The impact of AI will be felt well beyond the limits of internet search

The technology has been quickly finding use cases across industries that gain an edge by crunching large data sets to derive predictions, from pharmaceuticals to financial services. AI will be a tool that frees up its human operators from the mundane or repetitive tasks to concentrate on higher-value tasks. As an example,  Copilot (developed by GitHub and OpenAI) was launched as an AI assistant that suggests code and functions to software engineers in real time (see our article: Trouble in the cockpit? Popular AI tool faces class action lawsuit). AI will also impact media and creative industries, lowering the cost of producing new content at massive scale but creating a premium for media providers able to cut through the noise with high-quality and curated content. Experts predict that by 2026, as much as 90% of all internet content will be generated by AI.

Some key legal implications of acquiring or investing in AI businesses:

Companies and investors committing to AI need to be fully-aware of the complex and evolving legal environment regulating AI and data, which can impact an investment's risk profile, reputational risk and, by implication, the future value and return of their investment:

  • AI needs data.
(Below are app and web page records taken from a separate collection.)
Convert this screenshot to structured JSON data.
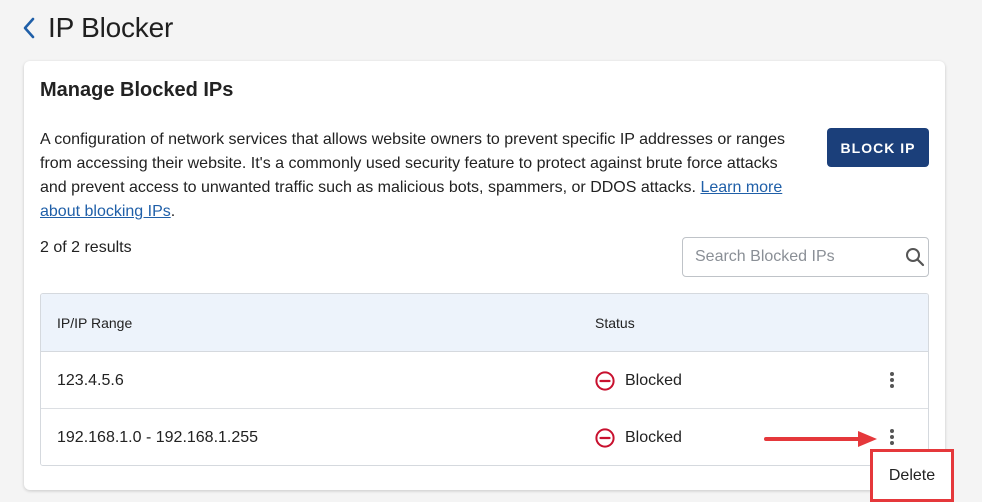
{
  "page": {
    "title": "IP Blocker"
  },
  "card": {
    "title": "Manage Blocked IPs",
    "description": "A configuration of network services that allows website owners to prevent specific IP addresses or ranges from accessing their website. It's a commonly used security feature to protect against brute force attacks and prevent access to unwanted traffic such as malicious bots, spammers, or DDOS attacks.",
    "learn_more_link": "Learn more about blocking IPs",
    "link_suffix": ".",
    "block_button": "BLOCK IP",
    "result_count": "2 of 2 results",
    "search_placeholder": "Search Blocked IPs"
  },
  "table": {
    "headers": [
      "IP/IP Range",
      "Status"
    ],
    "rows": [
      {
        "ip": "123.4.5.6",
        "status": "Blocked"
      },
      {
        "ip": "192.168.1.0 - 192.168.1.255",
        "status": "Blocked"
      }
    ]
  },
  "context_menu": {
    "delete_label": "Delete"
  },
  "colors": {
    "primary_button": "#1b3f7a",
    "link": "#1f5fa8",
    "blocked_icon": "#c8102e",
    "annotation_red": "#e5383b",
    "table_header_bg": "#edf3fb"
  },
  "icons": {
    "back": "chevron-left-icon",
    "search": "search-icon",
    "status": "blocked-circle-icon",
    "row_actions": "kebab-menu-icon"
  }
}
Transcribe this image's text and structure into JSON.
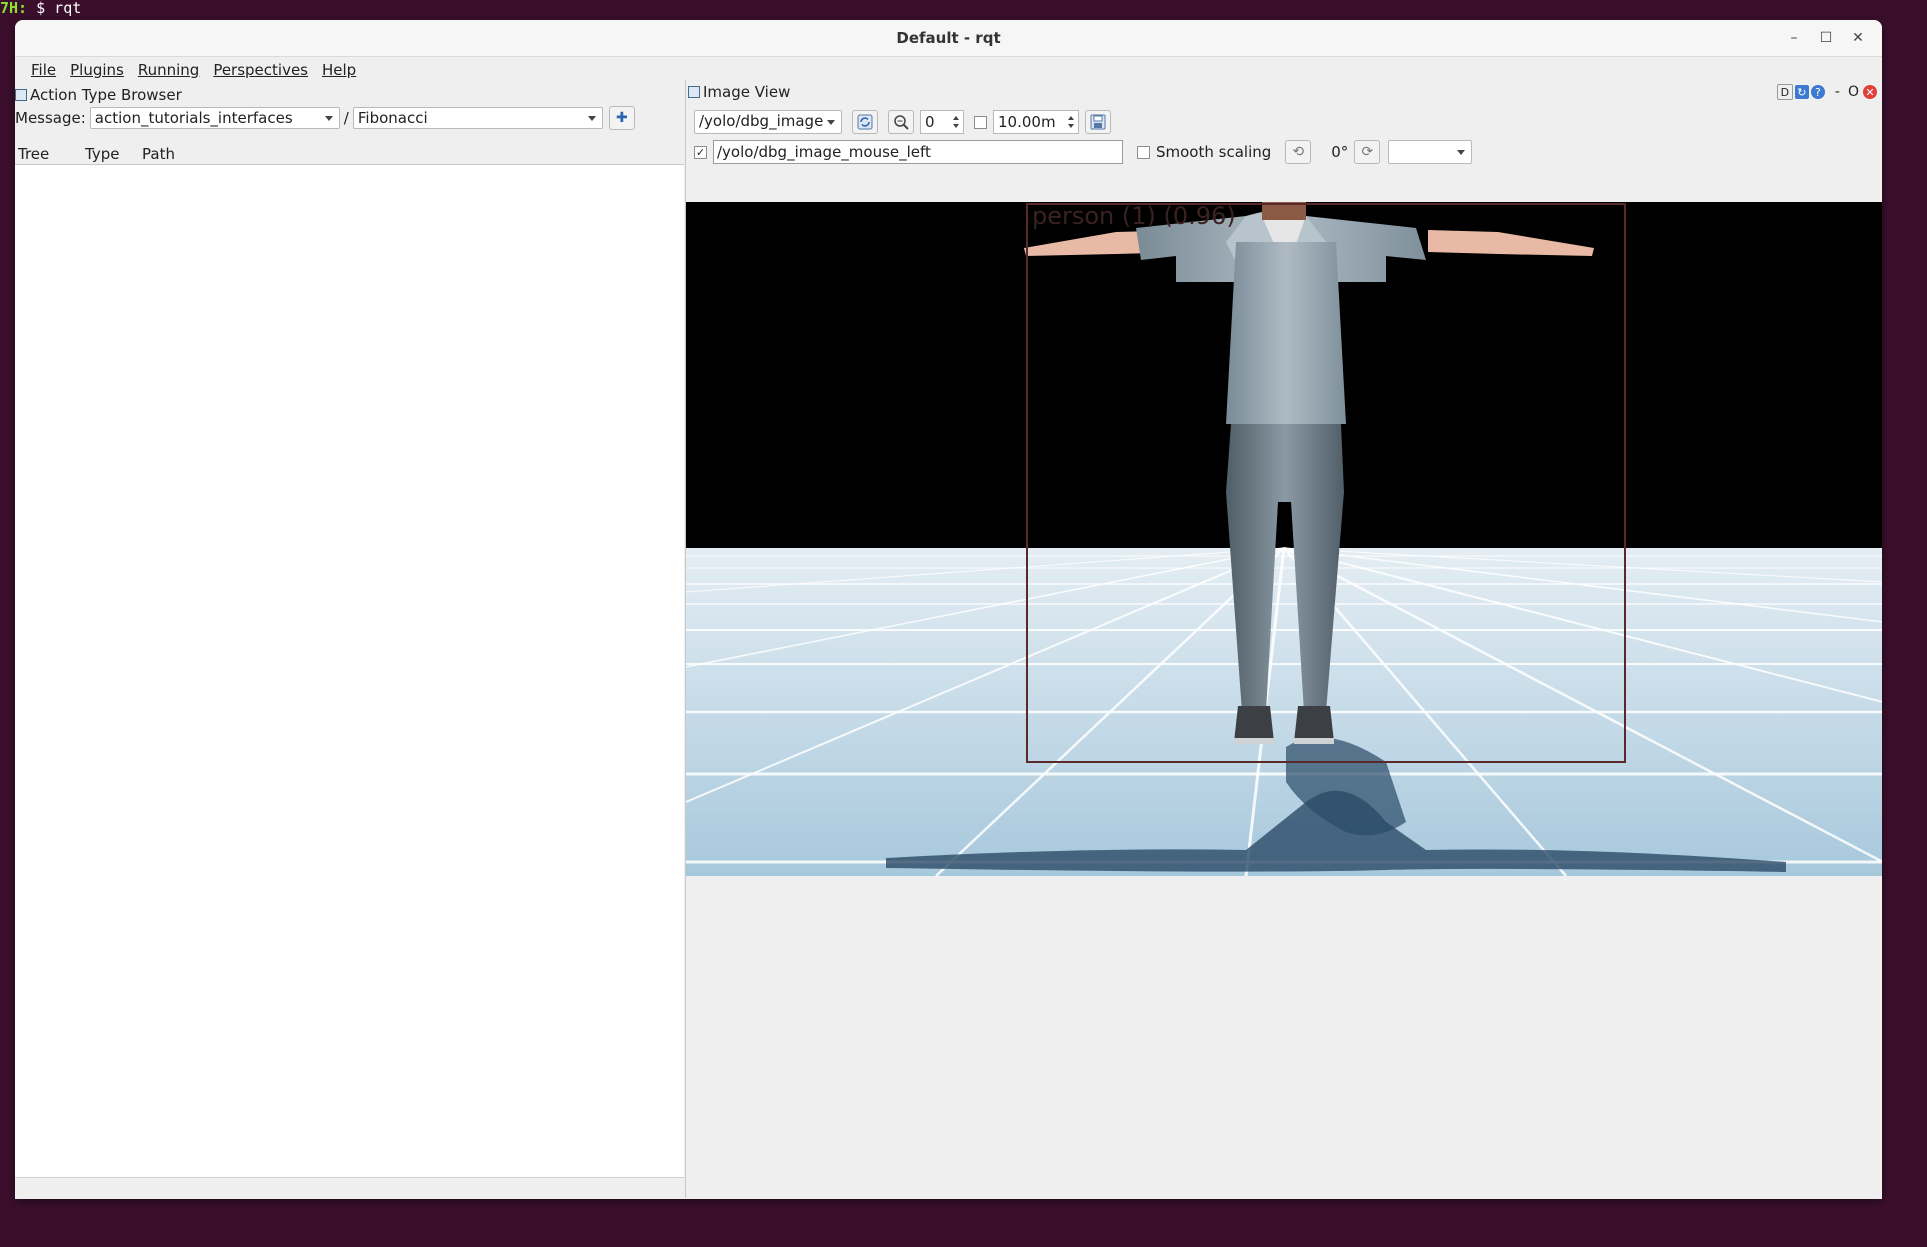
{
  "terminal": {
    "host": "7H:",
    "prompt": "$ rqt"
  },
  "window": {
    "title": "Default - rqt"
  },
  "window_controls": {
    "minimize": "–",
    "maximize": "☐",
    "close": "✕"
  },
  "menubar": [
    {
      "label": "File"
    },
    {
      "label": "Plugins"
    },
    {
      "label": "Running"
    },
    {
      "label": "Perspectives"
    },
    {
      "label": "Help"
    }
  ],
  "action_browser": {
    "title": "Action Type Browser",
    "message_label": "Message:",
    "package": "action_tutorials_interfaces",
    "separator": "/",
    "action": "Fibonacci",
    "add_symbol": "✚",
    "columns": [
      "Tree",
      "Type",
      "Path"
    ]
  },
  "image_view": {
    "title": "Image View",
    "corner": {
      "d": "D",
      "dash": "-",
      "o": "O",
      "close": "✕"
    },
    "topic": "/yolo/dbg_image",
    "refresh_icon": "refresh-icon",
    "zoom_value": "0",
    "timeout_checked": false,
    "timeout_value": "10.00m",
    "mouse_topic_checked": true,
    "mouse_topic": "/yolo/dbg_image_mouse_left",
    "smooth_scaling_label": "Smooth scaling",
    "smooth_scaling_checked": false,
    "rotation": "0°",
    "detection_label": "person (1) (0.96)",
    "colors": {
      "bbox": "#5a2a2a",
      "floor": "#bcd6e6",
      "grid": "#ffffff"
    }
  }
}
Data is a highly-regulated asset and AI needs large quantities of it, whether in the form of training sets at the development stage or as inputs for the up and running algorithm to process. Investors will need to have a clear AI data strategy to be certain that they are able to use their existing data (e.g. customer data) and continue to source new data from third-parties.  Investors need to consider whether the data has been collected in compliance with law and who bears the risk in relation to third-party arrangements.
  • AI specific regulations. Investors need to consider whether the rapidly changing regulatory landscape, for both data and AI, impacts the risk profile of the target business. Investors should be familiar with the regulations that are expected to come into force soon (e.g. the EU's AI Regulation) as well as which regulators have jurisdiction over aspects of the target business. Regulators are already focused on unacceptable risks from AI systems such as where they distort human behaviour, exploit vulnerable groups, relate to 'social scoring' by public authorities,  or involve real-time biometric identification.  Investors should also consider what human oversight has been put in place to monitor and, if necessary, override the AI system. Businesses should ensure that they have AI policies and systems in place now to avoid the accumulation of a legal and operational 'technical debt' that will be expensive to rectify and repair in future.
  • Reputational risk. Although many of the potential risks associated with AI technologies are addressed and mitigated by incoming AI regulations,  investors should nonetheless consider whether the target has self-regulation in place for ethical questions that are not (yet) covered by law but may nonetheless lead to long-term reputational damage. Industry experts have already noted the tendency of large language models (LLM) to be "confidently incorrect" with a tendency to assert falsehoods as fact. Also, the huge demands for computing power means that AI technologies are likely to be responsible for increased energy use and emissions, raising ESG considerations.
  • Cyber security. AI programs are treating huge volumes of potentially high-risk and sensitive data (such as customer information, patient data, or financial data).  As well as considering how this was collected, where it was sourced from and other data protection compliance points, investors need to understand the target's cybersecurity risk profile and who bears the risk of any hack. It is important to consider the information security controls and policies of the target business, whether they are compliant, whether any cyber incidents have occurred previously and how they were handled, and the response plan in place in case of any incident in the future.


The AI-led technological revolution will impact all industries. AI development is a rapidly moving and attractive sub-sector; companies and investors wanting to invest need to be well-advised on the impact for both their existing portfolio and any future strategic investments.